Washing your scarves can seem to be an easy task but we can sometimes minimize the importance of this extremely crucial step. Therefore, we often find ourselves going through scarves faster than we can even count, and its partly because we find that our scarves are ruined and can no longer be worn. The following tips can be used to better launder your scarves so they can be around for much, much longer!

Note, the following recommendations are split up depending on the fabric of the scarf. The biggest mistake people make is washing all of the scarves, despite the different fabrics, in the same batch.

Step 1: Washing

Chiffons, Jersey, Polyester: these fabrics can be washed in the machine if you choose to do so. However, be sure to not include other articles of clothing as doing so can ruin the fabric of these delicate fabrics.

Cotton: this fabric can be washed in the machine, however, be sure to air dry or your scarf will shrink.

Viscose: due to the delicate fabric we highly recommend that these scarves be hand washed in cool water.
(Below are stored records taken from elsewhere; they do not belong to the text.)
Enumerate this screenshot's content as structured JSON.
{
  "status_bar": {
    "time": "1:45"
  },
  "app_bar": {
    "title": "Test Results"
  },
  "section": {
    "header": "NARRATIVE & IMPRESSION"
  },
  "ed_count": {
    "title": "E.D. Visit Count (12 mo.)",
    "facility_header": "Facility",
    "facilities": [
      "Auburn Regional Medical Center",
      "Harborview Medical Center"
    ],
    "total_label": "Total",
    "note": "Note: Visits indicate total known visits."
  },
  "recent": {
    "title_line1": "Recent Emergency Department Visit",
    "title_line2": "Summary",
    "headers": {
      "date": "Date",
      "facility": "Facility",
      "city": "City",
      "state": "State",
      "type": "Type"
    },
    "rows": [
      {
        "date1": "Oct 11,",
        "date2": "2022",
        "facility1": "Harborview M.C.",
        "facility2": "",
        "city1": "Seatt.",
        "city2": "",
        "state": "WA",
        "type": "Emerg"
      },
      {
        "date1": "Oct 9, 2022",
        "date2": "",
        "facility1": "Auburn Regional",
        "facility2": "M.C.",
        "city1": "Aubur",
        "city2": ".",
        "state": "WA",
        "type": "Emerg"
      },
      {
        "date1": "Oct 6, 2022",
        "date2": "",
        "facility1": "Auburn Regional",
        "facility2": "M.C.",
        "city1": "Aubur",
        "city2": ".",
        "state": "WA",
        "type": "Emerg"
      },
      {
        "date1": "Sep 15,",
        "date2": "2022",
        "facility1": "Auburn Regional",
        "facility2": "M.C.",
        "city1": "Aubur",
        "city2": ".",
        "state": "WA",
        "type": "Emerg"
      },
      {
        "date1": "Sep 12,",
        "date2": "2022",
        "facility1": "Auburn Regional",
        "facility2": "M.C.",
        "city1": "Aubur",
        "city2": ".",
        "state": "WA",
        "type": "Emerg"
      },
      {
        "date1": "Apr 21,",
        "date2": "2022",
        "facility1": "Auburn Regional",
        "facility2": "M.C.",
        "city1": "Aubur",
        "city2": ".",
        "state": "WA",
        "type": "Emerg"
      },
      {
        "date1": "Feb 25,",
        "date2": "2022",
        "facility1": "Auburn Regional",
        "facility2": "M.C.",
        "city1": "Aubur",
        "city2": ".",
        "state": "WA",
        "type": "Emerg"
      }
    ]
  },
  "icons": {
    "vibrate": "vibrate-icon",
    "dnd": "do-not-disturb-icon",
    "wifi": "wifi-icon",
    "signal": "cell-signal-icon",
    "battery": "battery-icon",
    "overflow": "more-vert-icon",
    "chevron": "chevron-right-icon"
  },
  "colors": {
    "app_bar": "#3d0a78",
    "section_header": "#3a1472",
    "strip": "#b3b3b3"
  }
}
Viscose scarves are often color-dyed and consist of intricate detailing such as pearls, stones, or embroidery. We understand handwashing your scarves can be a lengthy process but in order to keep your scarves looking new (and without fuzzballs!), this is a must.


Step 2: Drying

Chiffons, Jersey, Polyester: these fabrics can be placed in a dryer, however, we do recommend tossing a fabric softener in your load to avoid having static-prone scarves.

Cotton: as mentioned above, be sure to let your cotton scarves air dry to avoid any shrinkage, rips, or fuzzballs.

Viscose: we highly recommend you let your viscose scarves air dry to avoid any damage to the scarf. If your viscose scarf contains any intricate detailing such as pearls or fancy trims, the aggressive nature of a dryer can cause unwanted damage (i.e. the falling or loosening of your detailing).


Step 3: Ironing

Chiffons, Jersey, Polyester: in most cases scarves of these fabrics don’t need any extra ironing after removing them from the dryer.

Cotton: it’s extremely crucial you iron your cotton scarves on a medium setting to remove the wrinkles caused by letting them air dry.

Viscose: these scarves may or may not require an iron finish. However, if the situation arises then be sure to iron these scarves on a low-medium setting. Try to avoid going over any intricate detailing to avoid damage of these details. If you’re able to do so, invest in a small steamer to save time and hassle of trying to iron scarves of these sort.


We hope you found this article useful and to your liking, if you have any suggestions of future posts please drop them below!